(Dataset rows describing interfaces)
#####
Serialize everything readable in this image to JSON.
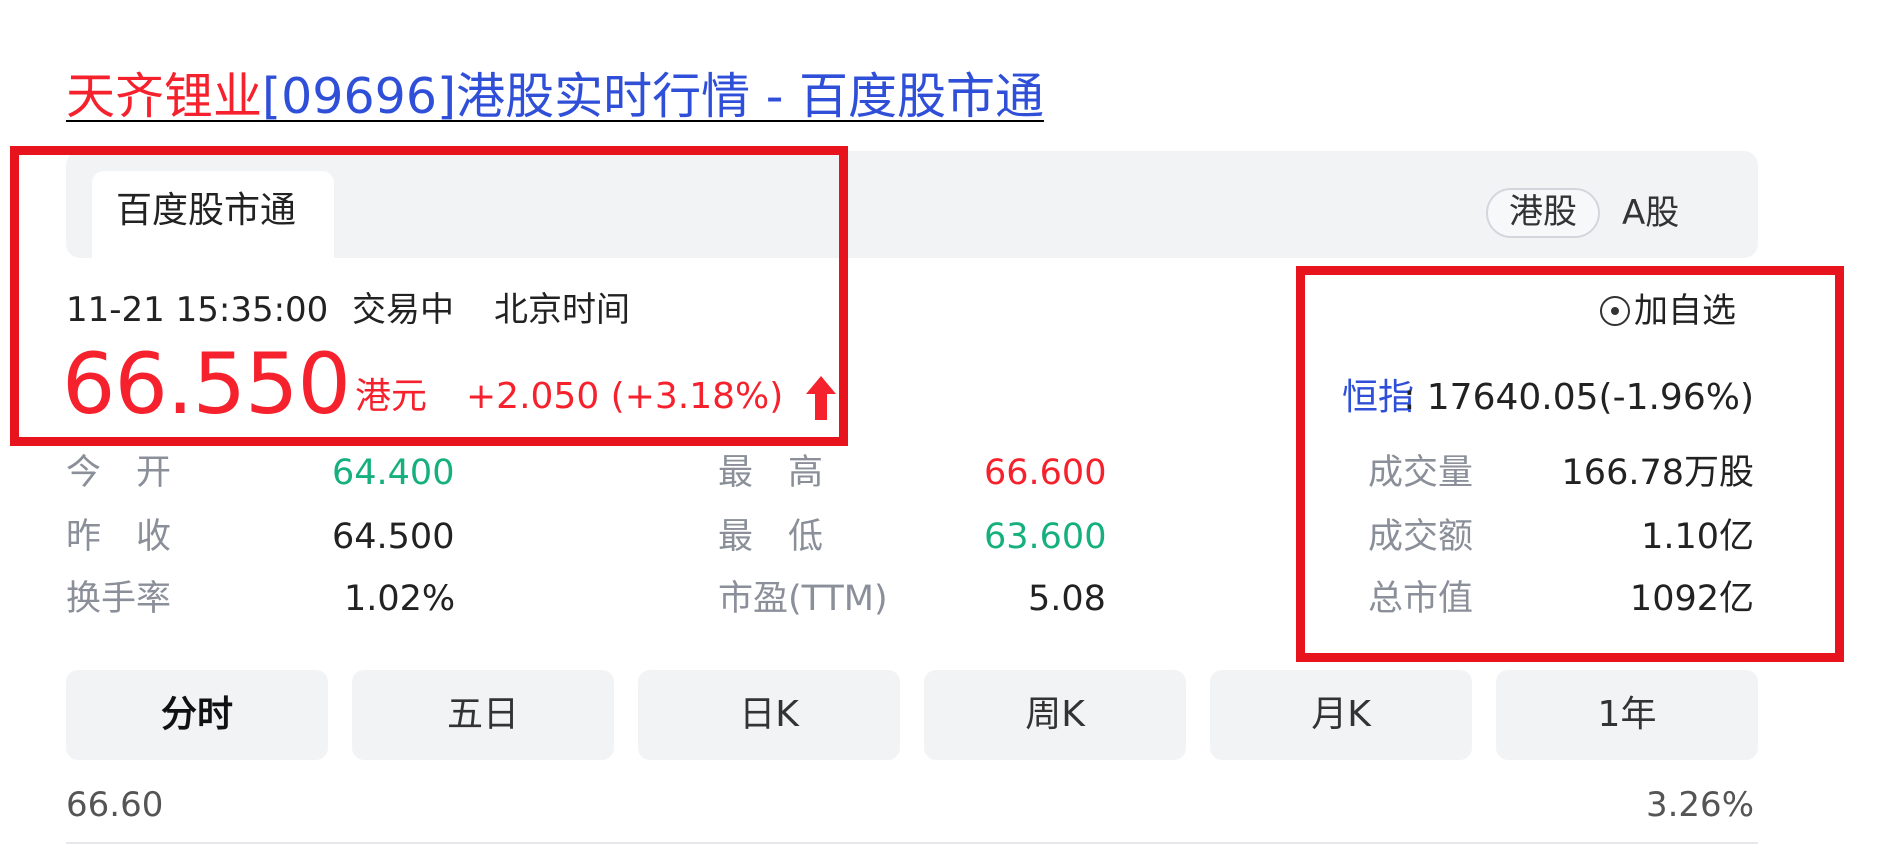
{
  "title": {
    "highlight": "天齐锂业",
    "rest": "[09696]港股实时行情 - 百度股市通"
  },
  "header": {
    "tab_label": "百度股市通",
    "markets": [
      "港股",
      "A股"
    ]
  },
  "quote": {
    "time": "11-21 15:35:00",
    "status": "交易中",
    "timezone": "北京时间",
    "price": "66.550",
    "currency": "港元",
    "change": "+2.050 (+3.18%)",
    "direction": "up"
  },
  "stats": [
    {
      "label": "今　开",
      "value": "64.400",
      "color": "green"
    },
    {
      "label": "最　高",
      "value": "66.600",
      "color": "red"
    },
    {
      "label": "昨　收",
      "value": "64.500",
      "color": "neutral"
    },
    {
      "label": "最　低",
      "value": "63.600",
      "color": "green"
    },
    {
      "label": "换手率",
      "value": "1.02%",
      "color": "neutral"
    },
    {
      "label": "市盈(TTM)",
      "value": "5.08",
      "color": "neutral"
    }
  ],
  "side": {
    "watch_label": "加自选",
    "index_label": "恒指",
    "index_value": ": 17640.05(-1.96%)",
    "items": [
      {
        "label": "成交量",
        "value": "166.78万股"
      },
      {
        "label": "成交额",
        "value": "1.10亿"
      },
      {
        "label": "总市值",
        "value": "1092亿"
      }
    ]
  },
  "periods": [
    "分时",
    "五日",
    "日K",
    "周K",
    "月K",
    "1年"
  ],
  "chart": {
    "top_price": "66.60",
    "top_pct": "3.26%"
  },
  "colors": {
    "up": "#f5222d",
    "down": "#16b07f",
    "link": "#2f4fd8",
    "annotation": "#e8141d"
  }
}
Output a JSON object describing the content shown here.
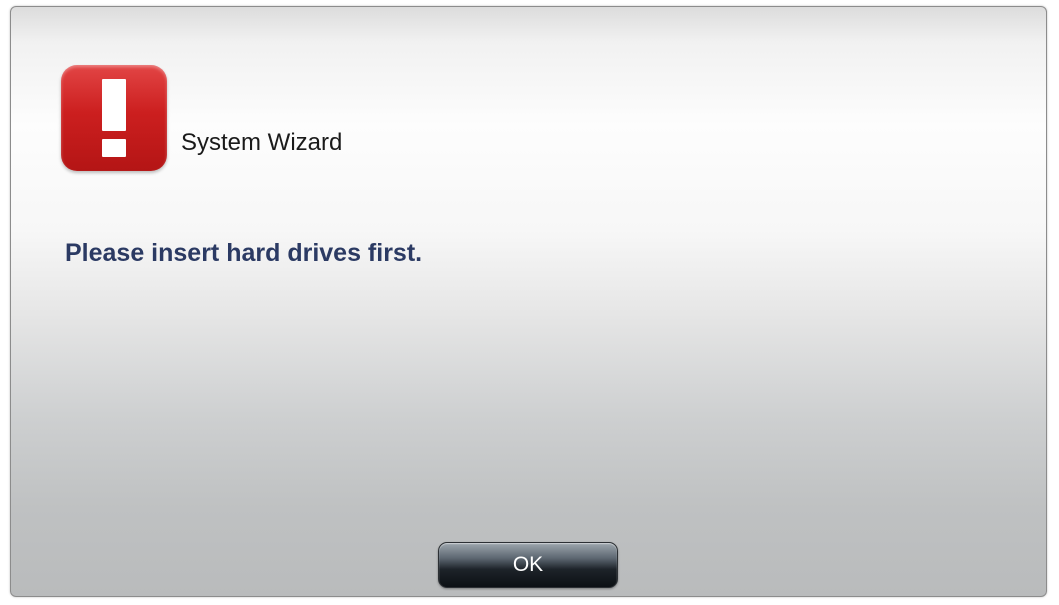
{
  "dialog": {
    "title": "System Wizard",
    "icon": "exclamation-alert-icon",
    "message": "Please insert hard drives first.",
    "ok_label": "OK"
  },
  "colors": {
    "icon_red": "#cc1f1f",
    "message_text": "#2b3a63",
    "button_dark": "#1d2329"
  }
}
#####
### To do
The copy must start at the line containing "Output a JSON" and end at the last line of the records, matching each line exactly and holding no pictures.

### Expected answer
Output a JSON object describing the content shown here.
{
  "dialog": {
    "title": "System Wizard",
    "icon": "exclamation-alert-icon",
    "message": "Please insert hard drives first.",
    "ok_label": "OK"
  },
  "colors": {
    "icon_red": "#cc1f1f",
    "message_text": "#2b3a63",
    "button_dark": "#1d2329"
  }
}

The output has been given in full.